*** Opening of Records for the task ***
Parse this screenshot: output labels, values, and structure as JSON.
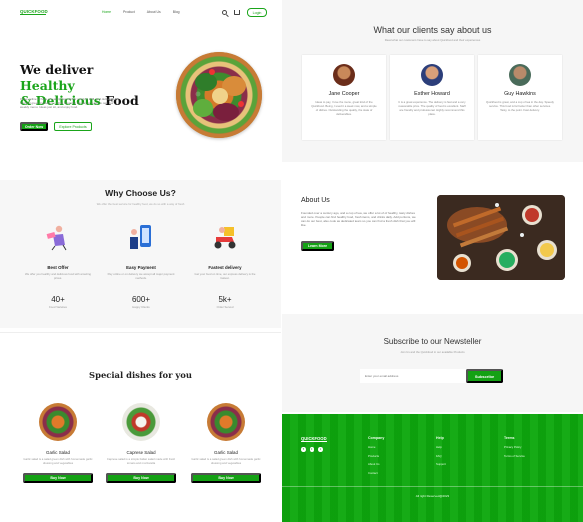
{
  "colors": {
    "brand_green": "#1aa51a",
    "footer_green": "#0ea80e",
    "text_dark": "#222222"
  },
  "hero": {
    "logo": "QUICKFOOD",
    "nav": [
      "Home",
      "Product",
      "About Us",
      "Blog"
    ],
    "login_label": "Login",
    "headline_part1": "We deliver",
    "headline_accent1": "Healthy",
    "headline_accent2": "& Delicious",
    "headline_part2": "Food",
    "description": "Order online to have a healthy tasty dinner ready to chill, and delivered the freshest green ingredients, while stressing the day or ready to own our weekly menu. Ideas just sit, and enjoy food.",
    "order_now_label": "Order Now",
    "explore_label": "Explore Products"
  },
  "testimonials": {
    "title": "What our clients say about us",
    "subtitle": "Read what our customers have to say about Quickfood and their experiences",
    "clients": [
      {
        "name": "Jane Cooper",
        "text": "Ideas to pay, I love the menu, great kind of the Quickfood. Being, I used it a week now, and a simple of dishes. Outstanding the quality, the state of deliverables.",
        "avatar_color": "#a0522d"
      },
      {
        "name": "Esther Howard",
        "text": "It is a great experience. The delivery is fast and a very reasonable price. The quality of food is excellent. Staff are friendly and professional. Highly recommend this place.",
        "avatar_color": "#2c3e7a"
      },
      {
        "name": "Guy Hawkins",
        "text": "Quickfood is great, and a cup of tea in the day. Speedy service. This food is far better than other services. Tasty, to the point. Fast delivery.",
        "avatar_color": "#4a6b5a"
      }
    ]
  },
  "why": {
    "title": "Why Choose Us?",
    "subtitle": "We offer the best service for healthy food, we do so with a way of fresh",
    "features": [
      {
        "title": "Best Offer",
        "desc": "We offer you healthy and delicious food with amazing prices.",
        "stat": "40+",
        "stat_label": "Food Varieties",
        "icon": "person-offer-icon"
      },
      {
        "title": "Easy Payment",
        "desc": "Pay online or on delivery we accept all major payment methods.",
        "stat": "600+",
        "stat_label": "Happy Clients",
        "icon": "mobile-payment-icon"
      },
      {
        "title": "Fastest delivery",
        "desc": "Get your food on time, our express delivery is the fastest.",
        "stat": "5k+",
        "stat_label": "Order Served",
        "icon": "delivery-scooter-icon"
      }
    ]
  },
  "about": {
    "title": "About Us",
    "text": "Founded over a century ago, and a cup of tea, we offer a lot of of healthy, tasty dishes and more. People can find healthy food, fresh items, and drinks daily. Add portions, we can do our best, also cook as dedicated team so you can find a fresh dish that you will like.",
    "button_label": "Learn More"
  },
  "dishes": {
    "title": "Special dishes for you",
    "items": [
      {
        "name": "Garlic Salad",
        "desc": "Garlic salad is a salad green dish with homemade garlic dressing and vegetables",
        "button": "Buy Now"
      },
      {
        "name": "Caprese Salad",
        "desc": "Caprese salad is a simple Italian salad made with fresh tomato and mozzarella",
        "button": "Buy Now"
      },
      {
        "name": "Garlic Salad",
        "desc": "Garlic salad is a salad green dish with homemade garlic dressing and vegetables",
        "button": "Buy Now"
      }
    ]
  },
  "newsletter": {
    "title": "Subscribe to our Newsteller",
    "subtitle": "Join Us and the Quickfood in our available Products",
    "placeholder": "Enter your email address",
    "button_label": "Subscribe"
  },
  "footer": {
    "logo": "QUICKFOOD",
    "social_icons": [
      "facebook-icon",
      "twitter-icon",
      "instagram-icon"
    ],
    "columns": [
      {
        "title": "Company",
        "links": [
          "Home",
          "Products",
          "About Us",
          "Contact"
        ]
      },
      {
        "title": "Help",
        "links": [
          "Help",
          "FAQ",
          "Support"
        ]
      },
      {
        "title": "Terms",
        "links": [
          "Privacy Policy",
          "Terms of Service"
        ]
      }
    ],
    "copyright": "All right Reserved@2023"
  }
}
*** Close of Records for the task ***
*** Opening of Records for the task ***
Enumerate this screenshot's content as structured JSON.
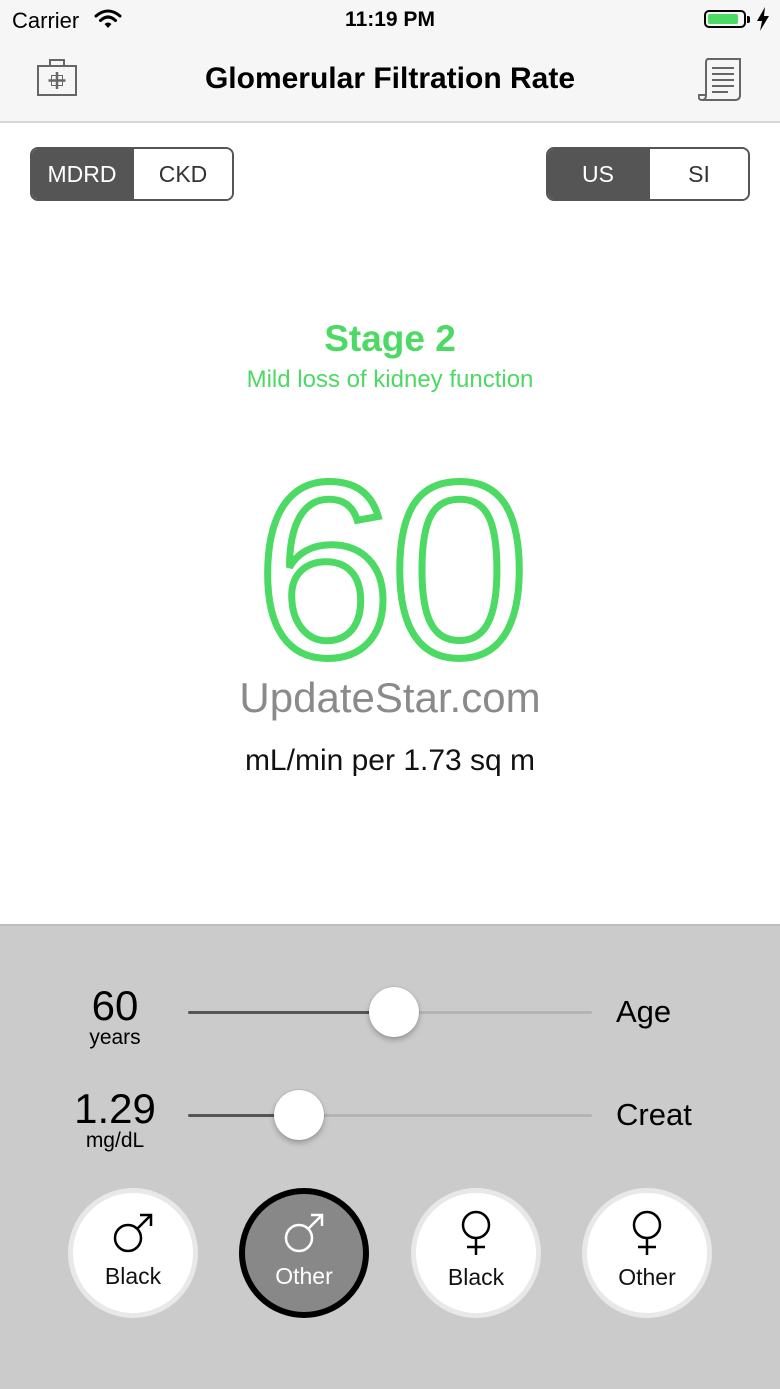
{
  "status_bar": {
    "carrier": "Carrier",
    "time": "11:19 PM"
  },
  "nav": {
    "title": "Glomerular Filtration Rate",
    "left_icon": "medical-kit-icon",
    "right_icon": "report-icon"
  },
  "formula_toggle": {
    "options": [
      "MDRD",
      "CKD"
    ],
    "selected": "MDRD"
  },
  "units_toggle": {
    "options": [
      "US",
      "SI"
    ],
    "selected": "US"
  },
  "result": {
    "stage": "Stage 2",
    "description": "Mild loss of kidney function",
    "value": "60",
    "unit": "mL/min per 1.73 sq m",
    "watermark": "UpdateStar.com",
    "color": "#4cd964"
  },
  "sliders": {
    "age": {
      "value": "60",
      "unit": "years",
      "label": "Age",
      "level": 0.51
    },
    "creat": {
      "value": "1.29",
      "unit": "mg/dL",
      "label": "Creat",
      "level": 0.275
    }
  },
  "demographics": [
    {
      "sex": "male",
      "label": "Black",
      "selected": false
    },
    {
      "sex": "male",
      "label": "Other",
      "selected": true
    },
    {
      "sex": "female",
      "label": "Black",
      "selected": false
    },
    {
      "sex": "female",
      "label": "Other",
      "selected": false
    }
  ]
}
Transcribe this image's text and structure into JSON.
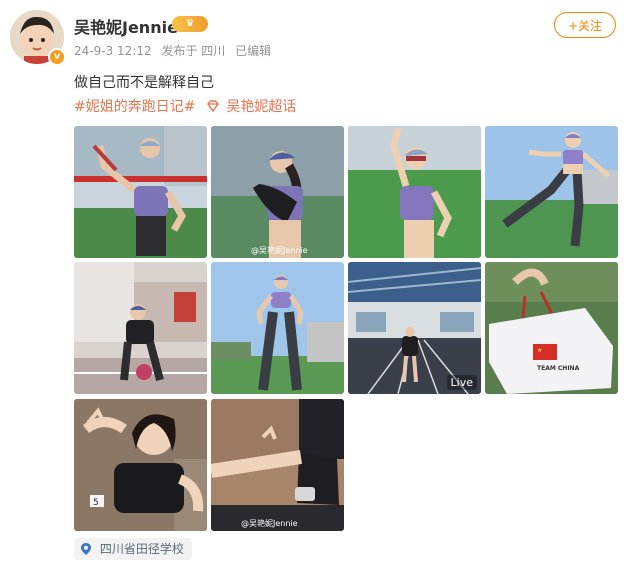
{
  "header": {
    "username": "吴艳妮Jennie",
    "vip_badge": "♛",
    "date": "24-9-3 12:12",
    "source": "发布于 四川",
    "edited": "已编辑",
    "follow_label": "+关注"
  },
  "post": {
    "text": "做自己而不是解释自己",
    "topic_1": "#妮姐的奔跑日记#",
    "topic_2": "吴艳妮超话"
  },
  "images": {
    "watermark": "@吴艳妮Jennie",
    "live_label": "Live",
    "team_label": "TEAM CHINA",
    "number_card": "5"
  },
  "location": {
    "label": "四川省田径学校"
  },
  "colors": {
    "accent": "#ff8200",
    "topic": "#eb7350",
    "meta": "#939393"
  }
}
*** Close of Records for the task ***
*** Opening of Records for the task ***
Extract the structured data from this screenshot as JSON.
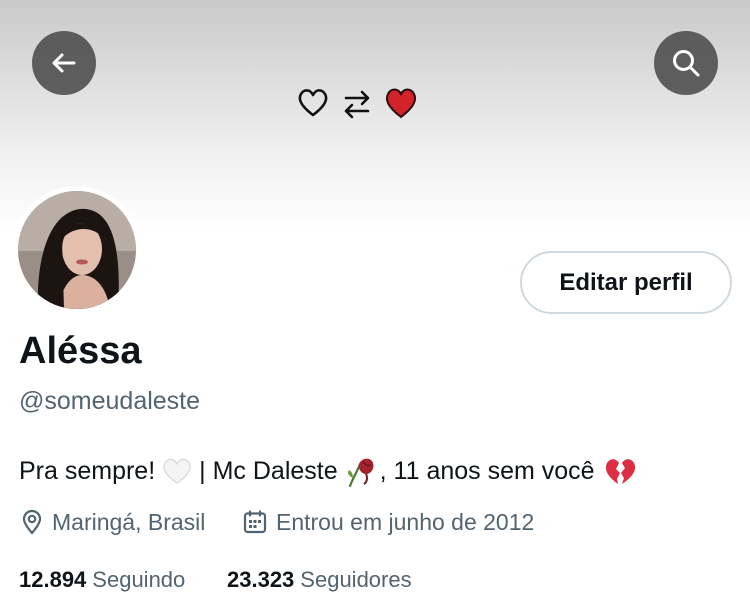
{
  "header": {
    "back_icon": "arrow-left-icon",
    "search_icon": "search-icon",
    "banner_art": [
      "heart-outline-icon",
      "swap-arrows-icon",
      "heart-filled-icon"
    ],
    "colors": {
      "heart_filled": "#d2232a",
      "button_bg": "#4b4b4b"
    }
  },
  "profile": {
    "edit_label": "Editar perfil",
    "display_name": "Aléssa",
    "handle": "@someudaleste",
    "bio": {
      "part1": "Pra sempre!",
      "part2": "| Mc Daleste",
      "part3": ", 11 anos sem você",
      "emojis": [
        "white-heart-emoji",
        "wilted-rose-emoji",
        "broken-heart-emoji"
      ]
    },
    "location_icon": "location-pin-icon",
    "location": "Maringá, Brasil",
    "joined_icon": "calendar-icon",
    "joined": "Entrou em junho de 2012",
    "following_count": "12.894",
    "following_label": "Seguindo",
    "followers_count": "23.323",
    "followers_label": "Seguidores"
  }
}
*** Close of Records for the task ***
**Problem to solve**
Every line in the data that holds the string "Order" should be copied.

**Solution for this task**
    "description": "Order online to have a healthy tasty dinner ready to chill, and delivered the freshest green ingredients, while stressing the day or ready to own our weekly menu. Ideas just sit, and enjoy food.",
    "order_now_label": "Order Now",
        "stat_label": "Order Served",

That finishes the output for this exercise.